Time Extension: As you mentioned, after working at Atari, you ended up starting a company called Black Pearl Software in 1992, which was eventually acquired by THQ one year later. As a final question, what was it like working at THQ compared to Atari?
Lawrence Siegel: THQ was started by a man named Jack Friedman. Jack would probably be 80 today. He was four or five years older than me. He was a sweetheart of a man and he had made a lot of money in the licensing business. When the movie E.T. came out, one of his buddies said, ‘Anything with E.T. on it sells! Go get some sort of a license for E.T.’ So Jack went and stood in front of the licensing guy and he said, ‘I’ll take anything.'
So Tramiel’s lesson was, ‘Built it cheaper and they’ll buy it’ and Friedman’s lesson was, ‘If you put a fucking picture on it that is well known, people will buy it.’ So Jack bought Black Pearl studio. He came into Chicago and he said, ‘You’re making a couple of games for me. I’m going to buy you. What is it going to take?’ And boom, he bought me.
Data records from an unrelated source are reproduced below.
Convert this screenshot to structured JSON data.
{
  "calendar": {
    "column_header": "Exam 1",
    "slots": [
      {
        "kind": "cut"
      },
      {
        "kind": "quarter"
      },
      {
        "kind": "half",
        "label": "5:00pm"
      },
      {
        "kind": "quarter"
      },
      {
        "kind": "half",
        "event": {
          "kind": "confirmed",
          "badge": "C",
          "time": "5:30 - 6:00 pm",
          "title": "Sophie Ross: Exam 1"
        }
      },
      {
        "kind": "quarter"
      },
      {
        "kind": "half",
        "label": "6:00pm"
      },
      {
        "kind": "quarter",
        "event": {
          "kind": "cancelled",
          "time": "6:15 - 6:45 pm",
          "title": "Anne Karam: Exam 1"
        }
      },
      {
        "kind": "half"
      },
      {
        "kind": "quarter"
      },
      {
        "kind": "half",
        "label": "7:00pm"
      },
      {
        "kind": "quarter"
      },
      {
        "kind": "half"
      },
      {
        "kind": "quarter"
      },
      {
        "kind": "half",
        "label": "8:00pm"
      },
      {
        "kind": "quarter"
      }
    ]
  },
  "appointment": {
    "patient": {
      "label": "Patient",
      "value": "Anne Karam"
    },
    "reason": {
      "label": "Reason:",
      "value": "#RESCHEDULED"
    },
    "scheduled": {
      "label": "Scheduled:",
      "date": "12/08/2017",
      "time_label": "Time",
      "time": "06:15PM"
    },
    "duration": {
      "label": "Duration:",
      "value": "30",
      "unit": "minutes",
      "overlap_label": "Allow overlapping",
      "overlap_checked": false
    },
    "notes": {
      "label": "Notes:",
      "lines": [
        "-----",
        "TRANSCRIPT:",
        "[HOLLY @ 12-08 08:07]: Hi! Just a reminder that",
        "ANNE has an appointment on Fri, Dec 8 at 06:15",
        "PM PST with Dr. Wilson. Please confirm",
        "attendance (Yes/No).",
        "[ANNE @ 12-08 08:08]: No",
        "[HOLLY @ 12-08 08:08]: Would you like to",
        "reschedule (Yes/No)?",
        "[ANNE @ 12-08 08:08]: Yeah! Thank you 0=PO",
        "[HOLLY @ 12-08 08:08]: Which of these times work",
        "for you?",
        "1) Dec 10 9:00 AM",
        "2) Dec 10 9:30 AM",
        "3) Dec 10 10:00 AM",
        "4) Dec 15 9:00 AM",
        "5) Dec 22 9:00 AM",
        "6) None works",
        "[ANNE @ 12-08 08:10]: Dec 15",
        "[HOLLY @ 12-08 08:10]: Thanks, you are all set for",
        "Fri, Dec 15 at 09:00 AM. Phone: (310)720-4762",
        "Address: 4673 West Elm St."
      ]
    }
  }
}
I said, ‘Who am I working for?’ He said, ‘You’re working for me. This is Brian Farrell, he is the CFO. I’m the CEO. There’s this person, this person, and this person.’ I said, ‘Okay, where do I stand in this company?’ He said, ‘You know, I really don’t have a number 2. I have like 3 guys. I have a CFO. You’re going to be like the COO or the VP of game development or whatever, but you’ll be number two under me.’ I said, ‘Okay’. So I get there, I walk in, and then a month after I walk in Jack calls me into his office and says, ‘I’ve decided I’m going to go kick myself upstairs and be chairman of the board and I’ve made Brian Farrell the president’, who is the bean counter. He’s the CFO. I said, ‘Jack, you don’t have to name me as CEO, but naming Brian Farrell who is a fucking accountant who has never played a video game in his life to be the CEO is a real mistake.
Jack kept licensing games. Everything from Wayne’s World to you name it, he was licensing games. You know, Ren and Stimpy. Anytime he saw a license, he would run down to the studios and pay a bazillion dollars to get the license and say, ‘Okay Larry, make a game.’ Well, unfortunately, that doesn’t work all the time. Jack would get tons of new television shows that never panned out and I would be using development resources on these games. The television series would be cancelled after six episodes and now I have a video game based on a television show that’s cancelled. But that was Jack. Anything that he could do that would get a license, he would do. So I was very disillusioned there.
I stayed there for about a year — maybe a little bit more – working for Brian Farrell, who I never cared for much as a person. But I brought Mike Haller in and Mike spoke Japanese, so we introduced him to all the Japanese companies and he started making wrestling games. And they started making quite a good franchise in wrestling [...] and they got the WWF license. So they prospered for several years. But once Haller left and went on to EA and doing other things, Farrell couldn’t run the company. He had no idea what he was doing and the company just folded up. They didn’t know where to go. And they fell off the map. So that was too bad.